When Brain on Fire: My Month of Madness by Susannah Cahalan landed on my desk  as an Advanced Reader Copy, it intrigued me.  Ten hours later, I had finished the book.  I could not put it down.

Written as a memoir, Brain on Fire reads like medical suspense novel.  The book chronicles a month of Susannah’s life – a month she can’t remember. One moment she was a healthy, happy, twenty-four-year-old New Yorker with a bright future and a new boyfriend.  The next moment, she was suffering from psychosis, violence, and catatonia. She had regressed from an adult to a child in mere days.  Brain scans and blood tests revealed nothing.  Doctors were baffled and ready to commit her to a life in the psychiatric ward. Then, a new doctor joined her team.  Dubbed Dr. House, Dr. Souhel Najjar came in and asked Susannah to perform one simple drawing.  This test was pivotal in diagnosing Susannah with a newly discovered auto-immune disorder.  This disorder is now thought to be the cause of “demonic possessions” throughout history.

Susannah Cahalan uses accounts from her family and friends, medical records, and her own muddled memories to describe her “Month of Madness.”

“Swift and haunting.” (Scientific American )

“Compelling…a New York Post reporter recounts her medical nightmare.” (Mental Floss )

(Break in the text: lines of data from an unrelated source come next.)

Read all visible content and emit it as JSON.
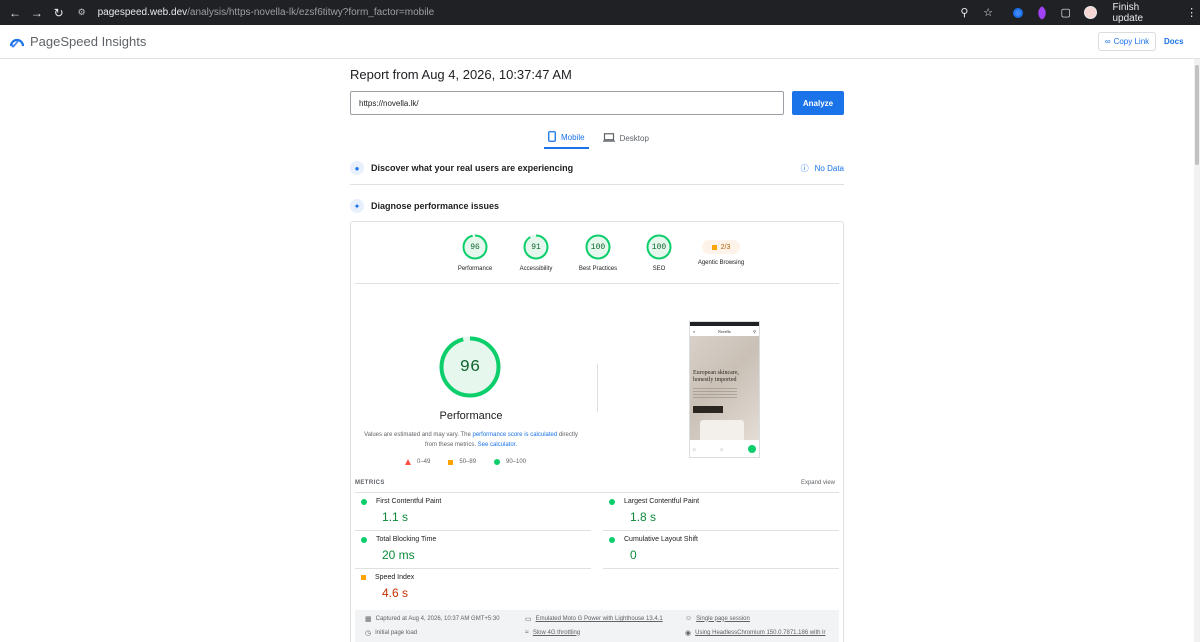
{
  "browser": {
    "url_host": "pagespeed.web.dev",
    "url_path": "/analysis/https-novella-lk/ezsf6titwy?form_factor=mobile",
    "finish_update_label": "Finish update"
  },
  "app": {
    "title": "PageSpeed Insights",
    "copy_link_label": "Copy Link",
    "docs_label": "Docs"
  },
  "report": {
    "title": "Report from Aug 4, 2026, 10:37:47 AM",
    "url_value": "https://novella.lk/",
    "analyze_label": "Analyze"
  },
  "tabs": [
    {
      "label": "Mobile",
      "active": true
    },
    {
      "label": "Desktop",
      "active": false
    }
  ],
  "field_data": {
    "heading": "Discover what your real users are experiencing",
    "no_data_label": "No Data"
  },
  "diagnose": {
    "heading": "Diagnose performance issues"
  },
  "categories": [
    {
      "label": "Performance",
      "score": "96",
      "fraction": 0.96
    },
    {
      "label": "Accessibility",
      "score": "91",
      "fraction": 0.91
    },
    {
      "label": "Best Practices",
      "score": "100",
      "fraction": 1.0
    },
    {
      "label": "SEO",
      "score": "100",
      "fraction": 1.0
    },
    {
      "label": "Agentic Browsing",
      "score": "2/3"
    }
  ],
  "performance": {
    "score": "96",
    "fraction": 0.96,
    "label": "Performance",
    "note_prefix": "Values are estimated and may vary. The ",
    "note_link1": "performance score is calculated",
    "note_middle": " directly from these metrics. ",
    "note_link2": "See calculator.",
    "legend": [
      "0–49",
      "50–89",
      "90–100"
    ]
  },
  "phone_preview": {
    "brand": "Novella",
    "hero_title_line1": "European skincare,",
    "hero_title_line2": "honestly imported"
  },
  "metrics": {
    "heading": "METRICS",
    "expand_label": "Expand view",
    "items": [
      {
        "name": "First Contentful Paint",
        "value": "1.1 s",
        "status": "green"
      },
      {
        "name": "Largest Contentful Paint",
        "value": "1.8 s",
        "status": "green"
      },
      {
        "name": "Total Blocking Time",
        "value": "20 ms",
        "status": "green"
      },
      {
        "name": "Cumulative Layout Shift",
        "value": "0",
        "status": "green"
      },
      {
        "name": "Speed Index",
        "value": "4.6 s",
        "status": "orange"
      }
    ]
  },
  "run_info": {
    "captured": "Captured at Aug 4, 2026, 10:37 AM GMT+5:30",
    "initial_load": "Initial page load",
    "device": "Emulated Moto G Power with Lighthouse 13.4.1",
    "throttling": "Slow 4G throttling",
    "session": "Single page session",
    "browser": "Using HeadlessChromium 150.0.7871.186 with lr"
  },
  "colors": {
    "accent": "#1a73e8",
    "pass": "#0cce6b",
    "average": "#ffa400",
    "fail": "#ff4e42"
  }
}
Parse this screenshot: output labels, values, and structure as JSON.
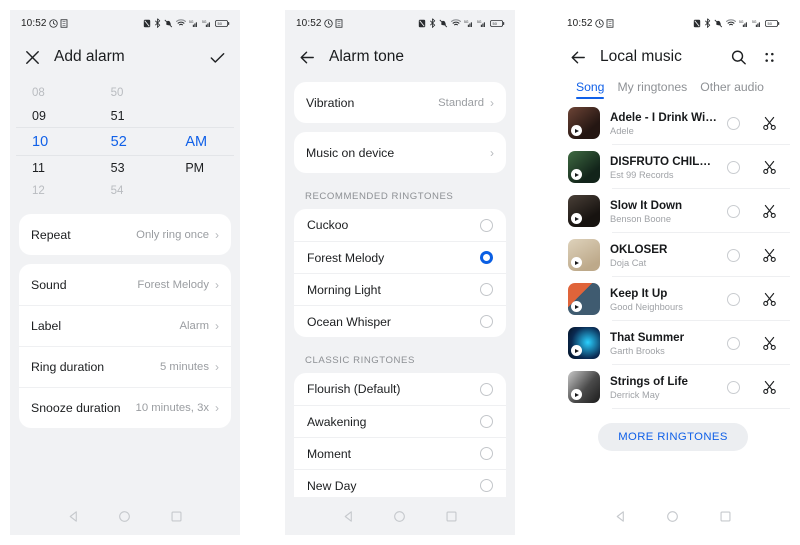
{
  "status_bar": {
    "time": "10:52",
    "left_icons": [
      "alarm-icon",
      "app-icon"
    ],
    "right_icons": [
      "mute-icon",
      "bluetooth-icon",
      "vibrate-off-icon",
      "wifi-icon",
      "signal-1-icon",
      "signal-2-icon",
      "battery-icon"
    ]
  },
  "colors": {
    "accent": "#1060e8",
    "radio_selected": "#0b5fe3",
    "page_bg": "#f1f2f4",
    "card_bg": "#ffffff",
    "muted_text": "#9a9da1"
  },
  "nav_bar": {
    "back": "back-triangle",
    "home": "home-circle",
    "recents": "recents-square"
  },
  "screen1": {
    "title": "Add alarm",
    "close_icon": "close-icon",
    "confirm_icon": "check-icon",
    "picker": {
      "hours": [
        "08",
        "09",
        "10",
        "11",
        "12"
      ],
      "minutes": [
        "50",
        "51",
        "52",
        "53",
        "54"
      ],
      "meridiem": [
        "",
        "",
        "AM",
        "PM",
        ""
      ],
      "selected_index": 2,
      "selected_hour": "10",
      "selected_minute": "52",
      "selected_meridiem": "AM"
    },
    "repeat_card": [
      {
        "label": "Repeat",
        "value": "Only ring once"
      }
    ],
    "settings_card": [
      {
        "label": "Sound",
        "value": "Forest Melody"
      },
      {
        "label": "Label",
        "value": "Alarm"
      },
      {
        "label": "Ring duration",
        "value": "5 minutes"
      },
      {
        "label": "Snooze duration",
        "value": "10 minutes, 3x"
      }
    ],
    "chevron": "›"
  },
  "screen2": {
    "title": "Alarm tone",
    "back_icon": "back-arrow-icon",
    "vibration": {
      "label": "Vibration",
      "value": "Standard"
    },
    "music_on_device": {
      "label": "Music on device",
      "value": ""
    },
    "recommended_header": "RECOMMENDED RINGTONES",
    "recommended": [
      {
        "label": "Cuckoo",
        "selected": false
      },
      {
        "label": "Forest Melody",
        "selected": true
      },
      {
        "label": "Morning Light",
        "selected": false
      },
      {
        "label": "Ocean Whisper",
        "selected": false
      }
    ],
    "classic_header": "CLASSIC RINGTONES",
    "classic": [
      {
        "label": "Flourish (Default)",
        "selected": false
      },
      {
        "label": "Awakening",
        "selected": false
      },
      {
        "label": "Moment",
        "selected": false
      },
      {
        "label": "New Day",
        "selected": false
      }
    ],
    "chevron": "›"
  },
  "screen3": {
    "title": "Local music",
    "back_icon": "back-arrow-icon",
    "search_icon": "search-icon",
    "menu_icon": "grid-menu-icon",
    "tabs": [
      {
        "label": "Song",
        "active": true
      },
      {
        "label": "My ringtones",
        "active": false
      },
      {
        "label": "Other audio",
        "active": false
      }
    ],
    "songs": [
      {
        "title": "Adele - I Drink Wine (O…",
        "artist": "Adele",
        "art": "#5a3a31",
        "selected": false
      },
      {
        "title": "DISFRUTO CHILL POP (…",
        "artist": "Est 99 Records",
        "art": "#2f4a34",
        "selected": false
      },
      {
        "title": "Slow It Down",
        "artist": "Benson Boone",
        "art": "#3a322c",
        "selected": false
      },
      {
        "title": "OKLOSER",
        "artist": "Doja Cat",
        "art": "#cdbfa5",
        "selected": false
      },
      {
        "title": "Keep It Up",
        "artist": "Good Neighbours",
        "art": "#9a5b3f",
        "selected": false
      },
      {
        "title": "That Summer",
        "artist": "Garth Brooks",
        "art": "#0d2240",
        "selected": false
      },
      {
        "title": "Strings of Life",
        "artist": "Derrick May",
        "art": "#6e6e6e",
        "selected": false
      }
    ],
    "more_button": "MORE RINGTONES",
    "trim_icon": "scissors-icon"
  }
}
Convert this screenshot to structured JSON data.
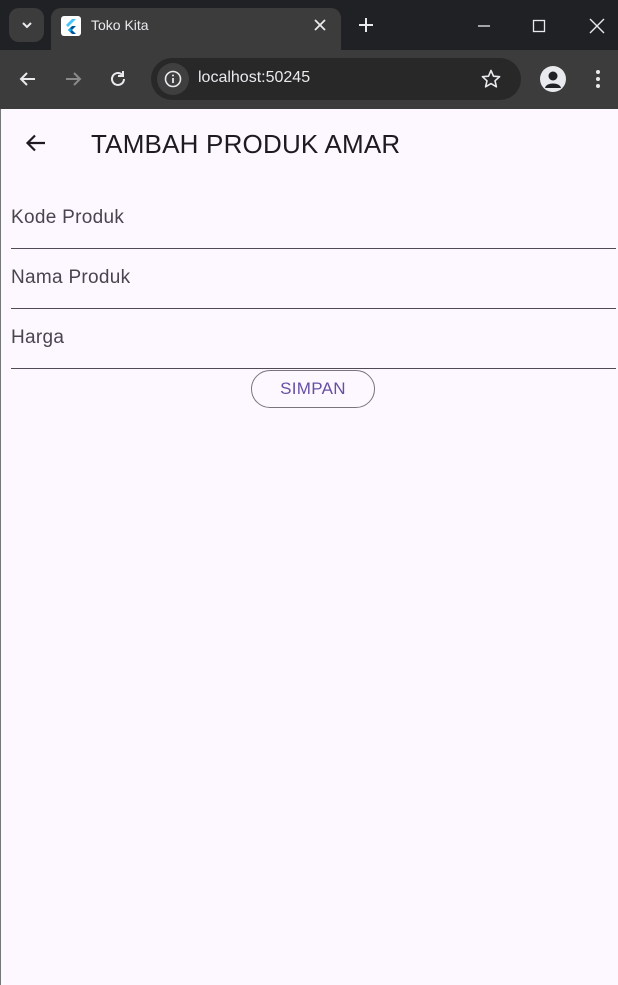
{
  "browser": {
    "tab_title": "Toko Kita",
    "url": "localhost:50245",
    "icons": {
      "tab_search": "chevron-down-icon",
      "favicon": "flutter-logo-icon",
      "tab_close": "close-icon",
      "new_tab": "plus-icon",
      "minimize": "minimize-icon",
      "maximize": "maximize-icon",
      "close_window": "close-icon",
      "back": "arrow-left-icon",
      "forward": "arrow-right-icon",
      "reload": "reload-icon",
      "site_info": "info-icon",
      "bookmark": "star-icon",
      "profile": "profile-icon",
      "menu": "more-vertical-icon"
    },
    "colors": {
      "tabstrip": "#202124",
      "toolbar": "#3c3c3c",
      "omnibox": "#282828"
    }
  },
  "app": {
    "title": "TAMBAH PRODUK AMAR",
    "back_icon": "arrow-left-icon",
    "form": {
      "fields": [
        {
          "placeholder": "Kode Produk",
          "value": ""
        },
        {
          "placeholder": "Nama Produk",
          "value": ""
        },
        {
          "placeholder": "Harga",
          "value": ""
        }
      ],
      "submit_label": "SIMPAN"
    },
    "colors": {
      "background": "#fdf7ff",
      "primary": "#6750a4",
      "outline": "#79747e"
    }
  }
}
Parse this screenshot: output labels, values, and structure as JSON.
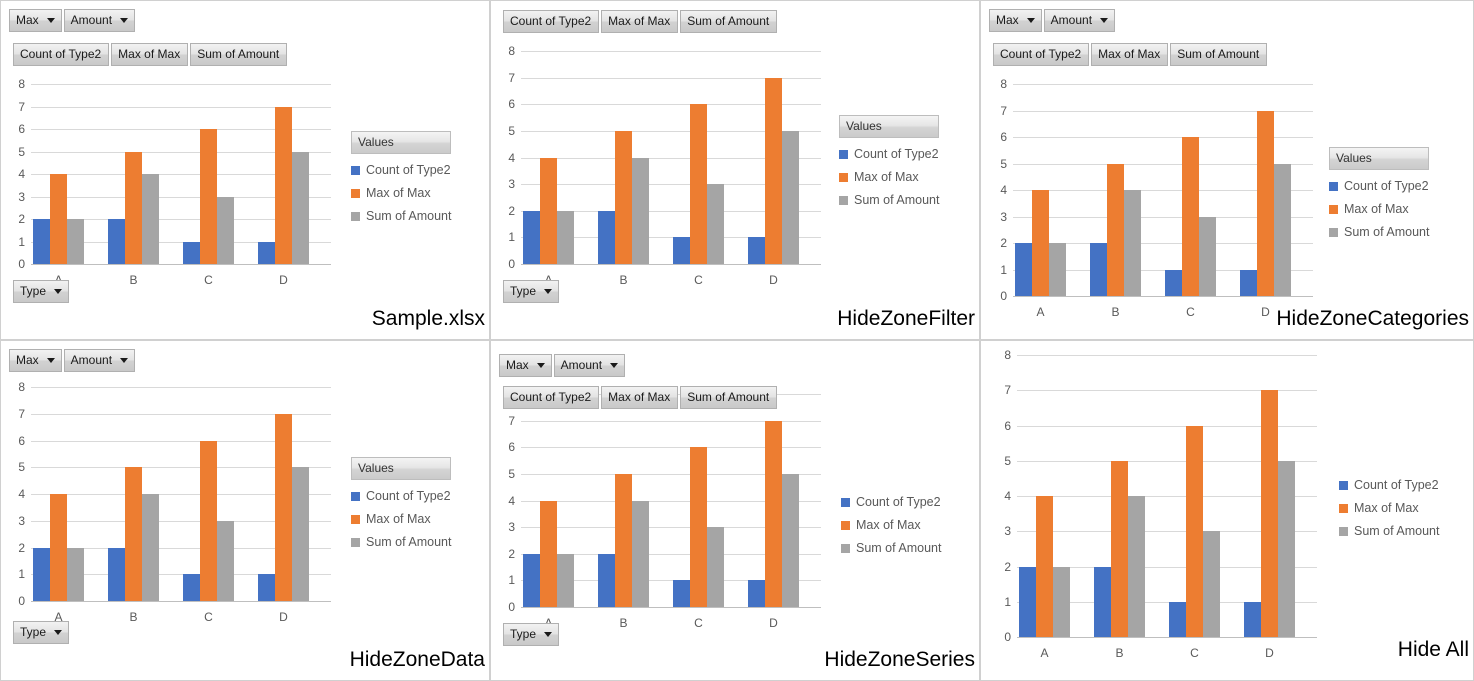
{
  "common": {
    "filter_buttons": [
      {
        "label": "Max",
        "caret": true
      },
      {
        "label": "Amount",
        "caret": true
      }
    ],
    "series_buttons": [
      {
        "label": "Count of Type2"
      },
      {
        "label": "Max of Max"
      },
      {
        "label": "Sum of Amount"
      }
    ],
    "axis_button": {
      "label": "Type",
      "caret": true
    },
    "legend_title": "Values",
    "colors": {
      "count_of_type2": "#4472C4",
      "max_of_max": "#ED7D31",
      "sum_of_amount": "#A5A5A5",
      "gridline": "#D9D9D9",
      "tick_text": "#595959"
    }
  },
  "chart_data": {
    "type": "bar",
    "title": "",
    "xlabel": "",
    "ylabel": "",
    "categories": [
      "A",
      "B",
      "C",
      "D"
    ],
    "ylim": [
      0,
      8
    ],
    "yticks": [
      0,
      1,
      2,
      3,
      4,
      5,
      6,
      7,
      8
    ],
    "grid": true,
    "legend_position": "right",
    "legend_title": "Values",
    "series": [
      {
        "name": "Count of Type2",
        "color": "#4472C4",
        "values": [
          2,
          2,
          1,
          1
        ]
      },
      {
        "name": "Max of Max",
        "color": "#ED7D31",
        "values": [
          4,
          5,
          6,
          7
        ]
      },
      {
        "name": "Sum of Amount",
        "color": "#A5A5A5",
        "values": [
          2,
          4,
          3,
          5
        ]
      }
    ]
  },
  "panels": [
    {
      "id": "sample",
      "caption": "Sample.xlsx",
      "show_filter_buttons": true,
      "show_series_buttons": true,
      "show_axis_button": true,
      "show_legend_title": true
    },
    {
      "id": "hide-zone-filter",
      "caption": "HideZoneFilter",
      "show_filter_buttons": false,
      "show_series_buttons": true,
      "show_axis_button": true,
      "show_legend_title": true
    },
    {
      "id": "hide-zone-categories",
      "caption": "HideZoneCategories",
      "show_filter_buttons": true,
      "show_series_buttons": true,
      "show_axis_button": false,
      "show_legend_title": true
    },
    {
      "id": "hide-zone-data",
      "caption": "HideZoneData",
      "show_filter_buttons": true,
      "show_series_buttons": false,
      "show_axis_button": true,
      "show_legend_title": true
    },
    {
      "id": "hide-zone-series",
      "caption": "HideZoneSeries",
      "show_filter_buttons": true,
      "show_series_buttons": true,
      "show_axis_button": true,
      "show_legend_title": false
    },
    {
      "id": "hide-all",
      "caption": "Hide All",
      "show_filter_buttons": false,
      "show_series_buttons": false,
      "show_axis_button": false,
      "show_legend_title": false
    }
  ]
}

Selected as a November 2012 Must Read by Oprah

*images from here.